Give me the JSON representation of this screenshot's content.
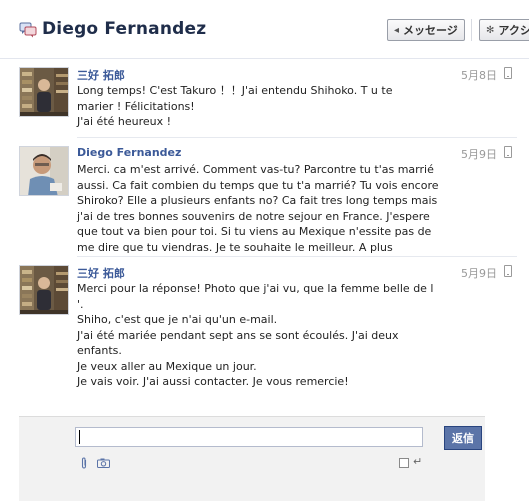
{
  "header": {
    "title": "Diego Fernandez",
    "message_button": "メッセージ",
    "action_button": "アクシ"
  },
  "messages": [
    {
      "sender": "三好 拓郎",
      "date": "5月8日",
      "lines": [
        "Long temps! C'est Takuro ！！J'ai entendu Shihoko. T u te",
        "marier ! Félicitations!",
        "J'ai été heureux !"
      ]
    },
    {
      "sender": "Diego Fernandez",
      "date": "5月9日",
      "lines": [
        "Merci. ca m'est arrivé. Comment vas-tu? Parcontre tu t'as marrié",
        "aussi. Ca fait combien du temps que tu t'a marrié? Tu vois encore",
        "Shiroko? Elle a plusieurs enfants no? Ca fait tres long temps mais",
        "j'ai de tres bonnes souvenirs de notre sejour en France. J'espere",
        "que tout va bien pour toi. Si tu viens au Mexique n'essite pas de",
        "me dire que tu viendras. Je te souhaite le meilleur. A plus"
      ]
    },
    {
      "sender": "三好 拓郎",
      "date": "5月9日",
      "lines": [
        "Merci pour la réponse! Photo que j'ai vu, que la femme belle de l",
        "'.",
        "Shiho, c'est que je n'ai qu'un e-mail.",
        "J'ai été mariée pendant sept ans se sont écoulés. J'ai deux",
        "enfants.",
        "Je veux aller au Mexique un jour.",
        "Je vais voir. J'ai aussi contacter. Je vous remercie!"
      ]
    }
  ],
  "composer": {
    "input_value": "",
    "send_label": "返信"
  },
  "colors": {
    "link": "#3b5998",
    "send_button": "#5b74a8"
  },
  "icons": {
    "header": "chat-bubbles-icon",
    "message_button": "reply-arrow-icon",
    "action_button": "gear-icon",
    "attach": "paperclip-icon",
    "camera": "camera-icon",
    "enter": "enter-key-icon",
    "phone": "mobile-phone-icon"
  }
}
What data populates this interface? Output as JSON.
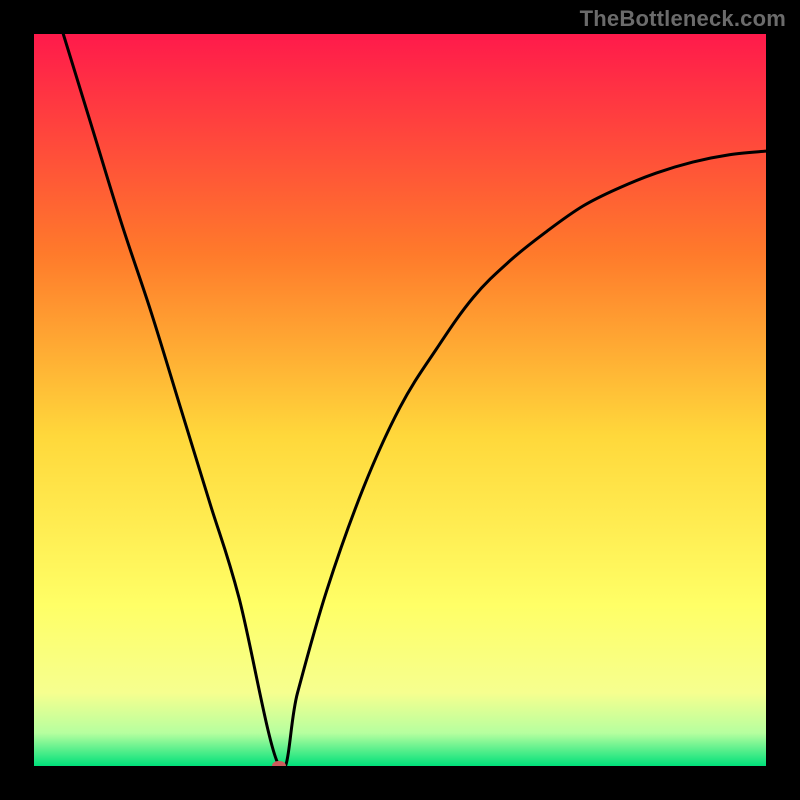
{
  "watermark": "TheBottleneck.com",
  "colors": {
    "top": "#ff1a4b",
    "mid_upper": "#ff922b",
    "mid": "#ffd83b",
    "mid_lower": "#ffff66",
    "lower_yellow": "#f6ff8f",
    "green_top": "#b6ff9f",
    "green_bottom": "#00e07a",
    "curve": "#000000",
    "marker": "#cd5c5c",
    "frame": "#000000"
  },
  "chart_data": {
    "type": "line",
    "title": "",
    "xlabel": "",
    "ylabel": "",
    "xlim": [
      0,
      100
    ],
    "ylim": [
      0,
      100
    ],
    "axes_hidden": true,
    "gradient_background": true,
    "series": [
      {
        "name": "bottleneck-curve",
        "x": [
          4,
          8,
          12,
          16,
          20,
          24,
          28,
          33.5,
          36,
          40,
          45,
          50,
          55,
          60,
          65,
          70,
          75,
          80,
          85,
          90,
          95,
          100
        ],
        "y": [
          100,
          87,
          74,
          62,
          49,
          36,
          23,
          0,
          10,
          24,
          38,
          49,
          57,
          64,
          69,
          73,
          76.5,
          79,
          81,
          82.5,
          83.5,
          84
        ]
      }
    ],
    "marker": {
      "x": 33.5,
      "y": 0
    },
    "gradient_stops": [
      {
        "pos": 0,
        "color": "#ff1a4b"
      },
      {
        "pos": 0.3,
        "color": "#ff7a2b"
      },
      {
        "pos": 0.55,
        "color": "#ffd83b"
      },
      {
        "pos": 0.78,
        "color": "#ffff66"
      },
      {
        "pos": 0.9,
        "color": "#f6ff8f"
      },
      {
        "pos": 0.955,
        "color": "#b6ff9f"
      },
      {
        "pos": 1.0,
        "color": "#00e07a"
      }
    ]
  }
}
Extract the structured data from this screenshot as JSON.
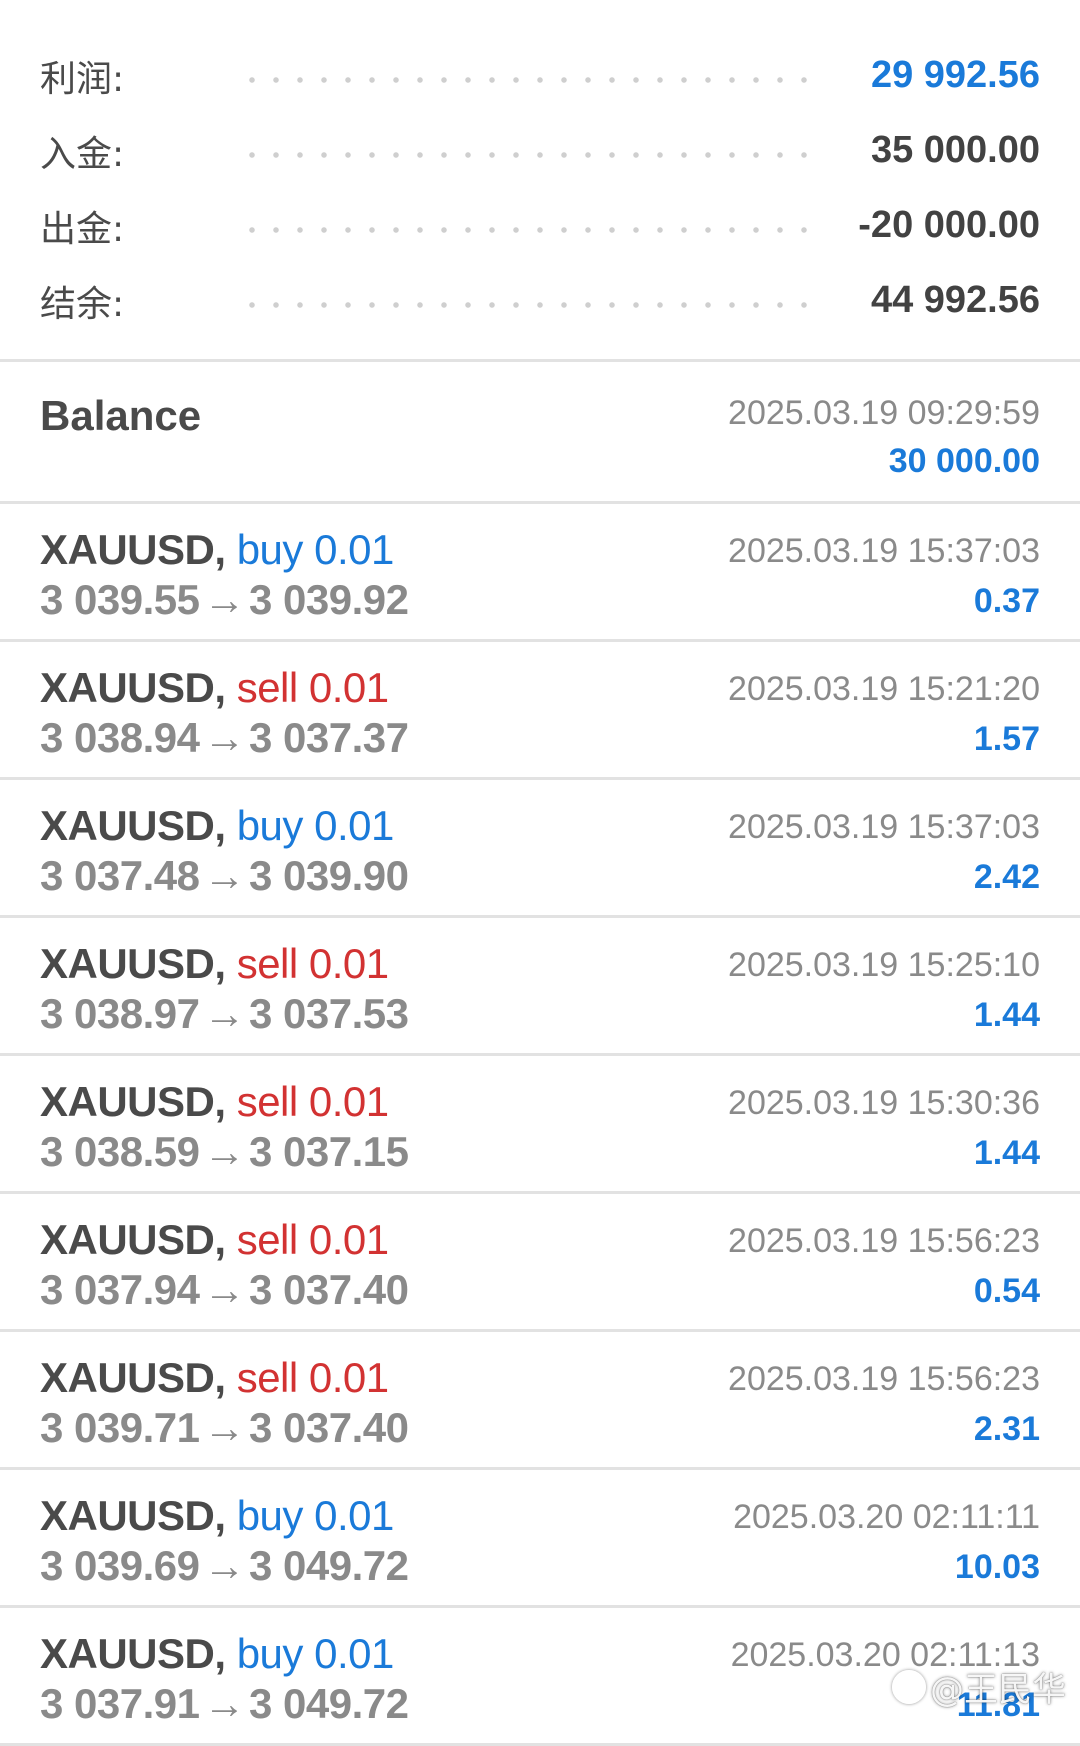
{
  "summary": [
    {
      "label": "利润:",
      "value": "29 992.56",
      "accent": true
    },
    {
      "label": "入金:",
      "value": "35 000.00",
      "accent": false
    },
    {
      "label": "出金:",
      "value": "-20 000.00",
      "accent": false
    },
    {
      "label": "结余:",
      "value": "44 992.56",
      "accent": false
    }
  ],
  "balance": {
    "title": "Balance",
    "datetime": "2025.03.19 09:29:59",
    "amount": "30 000.00"
  },
  "deals": [
    {
      "symbol": "XAUUSD,",
      "direction": "buy",
      "volume": "0.01",
      "open": "3 039.55",
      "close": "3 039.92",
      "datetime": "2025.03.19 15:37:03",
      "profit": "0.37"
    },
    {
      "symbol": "XAUUSD,",
      "direction": "sell",
      "volume": "0.01",
      "open": "3 038.94",
      "close": "3 037.37",
      "datetime": "2025.03.19 15:21:20",
      "profit": "1.57"
    },
    {
      "symbol": "XAUUSD,",
      "direction": "buy",
      "volume": "0.01",
      "open": "3 037.48",
      "close": "3 039.90",
      "datetime": "2025.03.19 15:37:03",
      "profit": "2.42"
    },
    {
      "symbol": "XAUUSD,",
      "direction": "sell",
      "volume": "0.01",
      "open": "3 038.97",
      "close": "3 037.53",
      "datetime": "2025.03.19 15:25:10",
      "profit": "1.44"
    },
    {
      "symbol": "XAUUSD,",
      "direction": "sell",
      "volume": "0.01",
      "open": "3 038.59",
      "close": "3 037.15",
      "datetime": "2025.03.19 15:30:36",
      "profit": "1.44"
    },
    {
      "symbol": "XAUUSD,",
      "direction": "sell",
      "volume": "0.01",
      "open": "3 037.94",
      "close": "3 037.40",
      "datetime": "2025.03.19 15:56:23",
      "profit": "0.54"
    },
    {
      "symbol": "XAUUSD,",
      "direction": "sell",
      "volume": "0.01",
      "open": "3 039.71",
      "close": "3 037.40",
      "datetime": "2025.03.19 15:56:23",
      "profit": "2.31"
    },
    {
      "symbol": "XAUUSD,",
      "direction": "buy",
      "volume": "0.01",
      "open": "3 039.69",
      "close": "3 049.72",
      "datetime": "2025.03.20 02:11:11",
      "profit": "10.03"
    },
    {
      "symbol": "XAUUSD,",
      "direction": "buy",
      "volume": "0.01",
      "open": "3 037.91",
      "close": "3 049.72",
      "datetime": "2025.03.20 02:11:13",
      "profit": "11.81"
    }
  ],
  "arrow_glyph": "→",
  "watermark": "@王民华",
  "colors": {
    "accent_blue": "#1a7ad9",
    "sell_red": "#d23232",
    "text_dark": "#4a4a4a",
    "text_grey": "#8a8a8a",
    "divider": "#e2e2e2"
  }
}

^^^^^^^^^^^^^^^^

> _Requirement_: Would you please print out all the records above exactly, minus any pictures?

> _Exercise answer_:
Give me the JSON representation of this screenshot's content.
{
  "header": {
    "title": "Diego Fernandez",
    "message_button": "メッセージ",
    "action_button": "アクシ"
  },
  "messages": [
    {
      "sender": "三好 拓郎",
      "date": "5月8日",
      "lines": [
        "Long temps! C'est Takuro ！！J'ai entendu Shihoko. T u te",
        "marier ! Félicitations!",
        "J'ai été heureux !"
      ]
    },
    {
      "sender": "Diego Fernandez",
      "date": "5月9日",
      "lines": [
        "Merci. ca m'est arrivé. Comment vas-tu? Parcontre tu t'as marrié",
        "aussi. Ca fait combien du temps que tu t'a marrié? Tu vois encore",
        "Shiroko? Elle a plusieurs enfants no? Ca fait tres long temps mais",
        "j'ai de tres bonnes souvenirs de notre sejour en France. J'espere",
        "que tout va bien pour toi. Si tu viens au Mexique n'essite pas de",
        "me dire que tu viendras. Je te souhaite le meilleur. A plus"
      ]
    },
    {
      "sender": "三好 拓郎",
      "date": "5月9日",
      "lines": [
        "Merci pour la réponse! Photo que j'ai vu, que la femme belle de l",
        "'.",
        "Shiho, c'est que je n'ai qu'un e-mail.",
        "J'ai été mariée pendant sept ans se sont écoulés. J'ai deux",
        "enfants.",
        "Je veux aller au Mexique un jour.",
        "Je vais voir. J'ai aussi contacter. Je vous remercie!"
      ]
    }
  ],
  "composer": {
    "input_value": "",
    "send_label": "返信"
  },
  "colors": {
    "link": "#3b5998",
    "send_button": "#5b74a8"
  },
  "icons": {
    "header": "chat-bubbles-icon",
    "message_button": "reply-arrow-icon",
    "action_button": "gear-icon",
    "attach": "paperclip-icon",
    "camera": "camera-icon",
    "enter": "enter-key-icon",
    "phone": "mobile-phone-icon"
  }
}
What data populates this interface? Output as JSON.
{
  "watermark": "TheBottleneck.com",
  "colors": {
    "top": "#ff1a4b",
    "mid_upper": "#ff922b",
    "mid": "#ffd83b",
    "mid_lower": "#ffff66",
    "lower_yellow": "#f6ff8f",
    "green_top": "#b6ff9f",
    "green_bottom": "#00e07a",
    "curve": "#000000",
    "marker": "#cd5c5c",
    "frame": "#000000"
  },
  "chart_data": {
    "type": "line",
    "title": "",
    "xlabel": "",
    "ylabel": "",
    "xlim": [
      0,
      100
    ],
    "ylim": [
      0,
      100
    ],
    "axes_hidden": true,
    "gradient_background": true,
    "series": [
      {
        "name": "bottleneck-curve",
        "x": [
          4,
          8,
          12,
          16,
          20,
          24,
          28,
          33.5,
          36,
          40,
          45,
          50,
          55,
          60,
          65,
          70,
          75,
          80,
          85,
          90,
          95,
          100
        ],
        "y": [
          100,
          87,
          74,
          62,
          49,
          36,
          23,
          0,
          10,
          24,
          38,
          49,
          57,
          64,
          69,
          73,
          76.5,
          79,
          81,
          82.5,
          83.5,
          84
        ]
      }
    ],
    "marker": {
      "x": 33.5,
      "y": 0
    },
    "gradient_stops": [
      {
        "pos": 0,
        "color": "#ff1a4b"
      },
      {
        "pos": 0.3,
        "color": "#ff7a2b"
      },
      {
        "pos": 0.55,
        "color": "#ffd83b"
      },
      {
        "pos": 0.78,
        "color": "#ffff66"
      },
      {
        "pos": 0.9,
        "color": "#f6ff8f"
      },
      {
        "pos": 0.955,
        "color": "#b6ff9f"
      },
      {
        "pos": 1.0,
        "color": "#00e07a"
      }
    ]
  }
}
Extract the structured data from this screenshot as JSON.
{
  "summary": [
    {
      "label": "利润:",
      "value": "29 992.56",
      "accent": true
    },
    {
      "label": "入金:",
      "value": "35 000.00",
      "accent": false
    },
    {
      "label": "出金:",
      "value": "-20 000.00",
      "accent": false
    },
    {
      "label": "结余:",
      "value": "44 992.56",
      "accent": false
    }
  ],
  "balance": {
    "title": "Balance",
    "datetime": "2025.03.19 09:29:59",
    "amount": "30 000.00"
  },
  "deals": [
    {
      "symbol": "XAUUSD,",
      "direction": "buy",
      "volume": "0.01",
      "open": "3 039.55",
      "close": "3 039.92",
      "datetime": "2025.03.19 15:37:03",
      "profit": "0.37"
    },
    {
      "symbol": "XAUUSD,",
      "direction": "sell",
      "volume": "0.01",
      "open": "3 038.94",
      "close": "3 037.37",
      "datetime": "2025.03.19 15:21:20",
      "profit": "1.57"
    },
    {
      "symbol": "XAUUSD,",
      "direction": "buy",
      "volume": "0.01",
      "open": "3 037.48",
      "close": "3 039.90",
      "datetime": "2025.03.19 15:37:03",
      "profit": "2.42"
    },
    {
      "symbol": "XAUUSD,",
      "direction": "sell",
      "volume": "0.01",
      "open": "3 038.97",
      "close": "3 037.53",
      "datetime": "2025.03.19 15:25:10",
      "profit": "1.44"
    },
    {
      "symbol": "XAUUSD,",
      "direction": "sell",
      "volume": "0.01",
      "open": "3 038.59",
      "close": "3 037.15",
      "datetime": "2025.03.19 15:30:36",
      "profit": "1.44"
    },
    {
      "symbol": "XAUUSD,",
      "direction": "sell",
      "volume": "0.01",
      "open": "3 037.94",
      "close": "3 037.40",
      "datetime": "2025.03.19 15:56:23",
      "profit": "0.54"
    },
    {
      "symbol": "XAUUSD,",
      "direction": "sell",
      "volume": "0.01",
      "open": "3 039.71",
      "close": "3 037.40",
      "datetime": "2025.03.19 15:56:23",
      "profit": "2.31"
    },
    {
      "symbol": "XAUUSD,",
      "direction": "buy",
      "volume": "0.01",
      "open": "3 039.69",
      "close": "3 049.72",
      "datetime": "2025.03.20 02:11:11",
      "profit": "10.03"
    },
    {
      "symbol": "XAUUSD,",
      "direction": "buy",
      "volume": "0.01",
      "open": "3 037.91",
      "close": "3 049.72",
      "datetime": "2025.03.20 02:11:13",
      "profit": "11.81"
    }
  ],
  "arrow_glyph": "→",
  "watermark": "@王民华",
  "colors": {
    "accent_blue": "#1a7ad9",
    "sell_red": "#d23232",
    "text_dark": "#4a4a4a",
    "text_grey": "#8a8a8a",
    "divider": "#e2e2e2"
  }
}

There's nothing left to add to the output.